As salaam alaikum,
Lack of compassion and self-compassion can lead to hatred.
Some of the ways that I practiced Islam lacked self-compassion.
I can only speak for myself here, but I do predict that there are very many who will identify with me in their own practice and understanding of their faith, and not just among Muslims.
This entry is not meant to be a vendetta against Muslim scholarship or a commentary on ahadith. I am not on par with any authority to speak to that. I really just want to look at commonly held beliefs and rules at face value.
The moment I realized that my practice lacked self-compassion is when I wondered if my day's fast had been invalidated by a mistake.
This is the language that was used, that was taught to me and has undoubtedly been taught to others in the rules of Muslim fasting. Without going through the list of actions and events that will invalidate your fast, I want to highlight vomiting. Vomiting invalidates one's fast.
I never thought of it that way. I thought of it as--if you vomit, you are sick and it is better for you that you don't fast. To say it is invalidated with vomiting makes harsh self-judgment implicit.
Oh, stupid me, I vomited. Now the whole day's fast doesn't count!
Instead of, oh no, I guess I'm sicker than I thought. I'd better take a break and take care of myself and get some fluids in me in preparation for the mud butt that is about to ensue.
Or something like that.
I pause on invalidated because that's such a strong word. Not counting is duly a strong concept, not to get stuck on vocabulary.

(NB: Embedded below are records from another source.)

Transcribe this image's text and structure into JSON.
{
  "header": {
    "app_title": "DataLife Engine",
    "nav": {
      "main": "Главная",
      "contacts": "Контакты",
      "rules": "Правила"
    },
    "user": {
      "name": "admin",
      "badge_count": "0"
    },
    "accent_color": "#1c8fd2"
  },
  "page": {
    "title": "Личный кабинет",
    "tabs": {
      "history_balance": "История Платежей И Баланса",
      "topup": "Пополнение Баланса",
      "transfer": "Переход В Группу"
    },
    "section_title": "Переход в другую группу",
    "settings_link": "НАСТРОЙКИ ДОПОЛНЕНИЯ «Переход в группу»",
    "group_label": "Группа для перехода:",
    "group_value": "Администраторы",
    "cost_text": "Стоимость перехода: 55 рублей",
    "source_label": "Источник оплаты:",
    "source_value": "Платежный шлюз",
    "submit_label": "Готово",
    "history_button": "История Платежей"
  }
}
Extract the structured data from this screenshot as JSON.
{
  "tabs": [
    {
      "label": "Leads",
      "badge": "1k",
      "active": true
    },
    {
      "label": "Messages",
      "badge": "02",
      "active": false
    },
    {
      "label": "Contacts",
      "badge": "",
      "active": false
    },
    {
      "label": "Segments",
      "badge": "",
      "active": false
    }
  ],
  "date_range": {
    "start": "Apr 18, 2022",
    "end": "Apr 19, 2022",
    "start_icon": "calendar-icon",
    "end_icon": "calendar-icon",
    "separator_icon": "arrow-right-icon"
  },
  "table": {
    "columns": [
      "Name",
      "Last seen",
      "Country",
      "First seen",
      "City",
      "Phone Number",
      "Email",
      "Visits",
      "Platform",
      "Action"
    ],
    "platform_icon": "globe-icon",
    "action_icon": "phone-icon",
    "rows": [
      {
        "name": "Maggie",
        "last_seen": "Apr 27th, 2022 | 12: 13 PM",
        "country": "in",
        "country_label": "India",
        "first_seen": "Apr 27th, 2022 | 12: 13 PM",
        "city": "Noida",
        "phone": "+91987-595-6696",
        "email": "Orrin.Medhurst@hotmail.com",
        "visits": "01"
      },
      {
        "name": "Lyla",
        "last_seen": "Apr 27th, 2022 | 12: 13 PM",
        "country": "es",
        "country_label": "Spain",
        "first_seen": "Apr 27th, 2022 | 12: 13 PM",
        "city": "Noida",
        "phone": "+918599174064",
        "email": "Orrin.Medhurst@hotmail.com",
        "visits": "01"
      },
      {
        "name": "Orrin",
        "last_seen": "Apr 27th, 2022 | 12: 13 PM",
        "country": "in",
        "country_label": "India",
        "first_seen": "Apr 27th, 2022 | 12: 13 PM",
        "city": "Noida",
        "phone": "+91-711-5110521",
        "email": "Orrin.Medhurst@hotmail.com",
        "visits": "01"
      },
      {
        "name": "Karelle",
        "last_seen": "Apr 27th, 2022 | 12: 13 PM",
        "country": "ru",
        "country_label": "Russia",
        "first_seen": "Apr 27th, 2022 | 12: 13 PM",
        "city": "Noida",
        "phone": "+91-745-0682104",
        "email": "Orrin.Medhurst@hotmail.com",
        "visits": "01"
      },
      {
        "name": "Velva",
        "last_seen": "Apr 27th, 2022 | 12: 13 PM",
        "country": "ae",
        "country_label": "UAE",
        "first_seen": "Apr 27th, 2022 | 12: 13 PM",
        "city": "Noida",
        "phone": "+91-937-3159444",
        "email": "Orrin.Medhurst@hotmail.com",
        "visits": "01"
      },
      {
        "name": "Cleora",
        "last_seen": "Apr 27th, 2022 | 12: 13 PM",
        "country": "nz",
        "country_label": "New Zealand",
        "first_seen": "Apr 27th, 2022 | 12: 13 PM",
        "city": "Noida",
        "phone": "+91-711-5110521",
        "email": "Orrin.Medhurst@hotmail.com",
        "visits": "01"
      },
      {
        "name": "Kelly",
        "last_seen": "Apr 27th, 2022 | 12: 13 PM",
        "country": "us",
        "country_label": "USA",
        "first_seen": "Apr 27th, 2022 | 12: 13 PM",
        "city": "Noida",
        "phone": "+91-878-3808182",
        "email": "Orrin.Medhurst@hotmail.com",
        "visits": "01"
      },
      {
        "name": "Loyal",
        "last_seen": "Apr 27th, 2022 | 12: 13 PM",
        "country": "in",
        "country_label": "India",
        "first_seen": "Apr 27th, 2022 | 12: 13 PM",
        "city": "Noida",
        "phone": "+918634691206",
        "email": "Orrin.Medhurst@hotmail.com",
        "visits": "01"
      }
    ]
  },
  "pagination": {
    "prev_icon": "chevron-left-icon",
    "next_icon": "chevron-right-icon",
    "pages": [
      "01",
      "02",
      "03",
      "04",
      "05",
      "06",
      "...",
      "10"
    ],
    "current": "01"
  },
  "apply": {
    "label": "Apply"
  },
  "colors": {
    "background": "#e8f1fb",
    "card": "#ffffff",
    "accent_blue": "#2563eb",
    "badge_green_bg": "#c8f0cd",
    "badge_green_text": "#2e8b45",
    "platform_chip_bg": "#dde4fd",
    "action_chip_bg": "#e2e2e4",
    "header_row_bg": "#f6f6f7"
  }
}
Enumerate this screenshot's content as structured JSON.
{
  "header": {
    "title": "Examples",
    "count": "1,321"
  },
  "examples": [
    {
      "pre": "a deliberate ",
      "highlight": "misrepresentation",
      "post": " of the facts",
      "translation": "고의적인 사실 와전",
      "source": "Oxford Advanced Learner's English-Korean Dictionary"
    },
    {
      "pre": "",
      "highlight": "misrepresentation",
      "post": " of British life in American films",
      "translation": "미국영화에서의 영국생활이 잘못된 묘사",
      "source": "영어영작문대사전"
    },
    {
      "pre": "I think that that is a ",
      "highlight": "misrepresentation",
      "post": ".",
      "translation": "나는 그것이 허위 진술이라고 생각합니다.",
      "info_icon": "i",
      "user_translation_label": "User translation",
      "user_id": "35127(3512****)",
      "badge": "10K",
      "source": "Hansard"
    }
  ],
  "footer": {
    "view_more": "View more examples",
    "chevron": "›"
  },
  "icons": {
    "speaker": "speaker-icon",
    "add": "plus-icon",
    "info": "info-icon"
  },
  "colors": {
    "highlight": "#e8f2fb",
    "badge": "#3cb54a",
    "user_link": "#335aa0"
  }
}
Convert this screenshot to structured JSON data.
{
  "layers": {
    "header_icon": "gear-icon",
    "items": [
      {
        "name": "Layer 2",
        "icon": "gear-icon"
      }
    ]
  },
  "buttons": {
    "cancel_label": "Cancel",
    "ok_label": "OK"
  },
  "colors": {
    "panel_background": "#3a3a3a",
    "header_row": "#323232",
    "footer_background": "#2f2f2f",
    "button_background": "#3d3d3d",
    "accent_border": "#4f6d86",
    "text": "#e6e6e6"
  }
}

I'd like to believe that intent would have something to do with it, so if someone put something in their mouth or ate it accidentally and were not, say, sneaking food while no one was watching, that a pure intention for fasting would supersede the accidental ingestion.
I don't know, but I don't care to look up fatawa on the subject because those things are often traumatizing for me.
My mentor in residency preached self-compassion for physicians as we trialed the very restrictive elimination diet. For three weeks, we eliminated major foods that are often the culprits of food sensitivities through leaky gut pathophysiology -- corn, gluten, dairy, eggs, peanuts, sugar, artificial sweeteners, red meat, oranges/grapefruits, vegetable oils -- effectively reducing us to a home-cooked diet. We had to be abstinent from these food groups for three weeks in order to reduce the inflammation in our guts enough to trial the possibly offending foods. For example, no seasoned salt, as it has both corn starch and sugar in it. Even with these restrictions necessary to make this health experiment work, she implored us to practice self-compassion if we slipped up in our diets midway.
I scoffed at that recommendation. I fasted Ramadan for over a decade and dietary restrictions were my way of life. It was easy for me to adhere to the strict diet.
In the end, I had no food sensitivities besides gluten making me really low energy, but I've approached every other diet I've had with a self-compassion script, and its made it even easier.
The Islam I learned is often devoid of a self-compassion script. Or, if there is a self-compassion script, there is often a caveat. It is human to err--but you erred, so you have to make up that whole day again. Sorry.
Of course, the fasting SNAFU was not everything. It was the turning point, the moment of recognition, the catalyst. It helped me to intellectualize what I has been evolving over the last 4 years, from the time I was still a fourth year medical student in Boston attending those conferences on woman and African American Muslims. This reminds me of my father, who, in his last attempts to convert me to Christianity 2 years ago, told me that Islam was a religion devoid of love. That Christianity taught love more than Islam did. I argued him down with Qur'anic citations of my own, but at the end of the day, while Islam is not devoid of love and compassion, the individual practice of Islam is many times lacking.
Again, I can only speak for my own, what I saw modeled, what I was exposed to. Others may identify, some may not. Feel free to counter me.
The Islam I learned was full of judgments, shaming and guilting from human beings. The Islam I learned was rigorous and sometimes unforgiving. A lot of my practice was based on God's obligation, not God's love.
And I know, God obliges us because God loves us, but obligation is heavy.
Obligation is heavy, invalidation is heavy. Both of those terms feel punitive.
Obligatory or what? Obligatory or you will be remote from God's mercy and excluded from Jannah? This does not breed self-compassion. It breeds self-critique and self-judgment.
To which someone may say, yes, self-critique is necessary. It's crucial to keep someone on the straight way. Whereas I feel like we kill our souls a little bit with that.
This is not my announcement of leaving the faith. As long as I believe in one God and submit to God, I will always be Muslim. That has not changed. I just find the level of self-compassion that I am currently living in my life at odds with my practice of Islam, and I've decided that the latter has to change.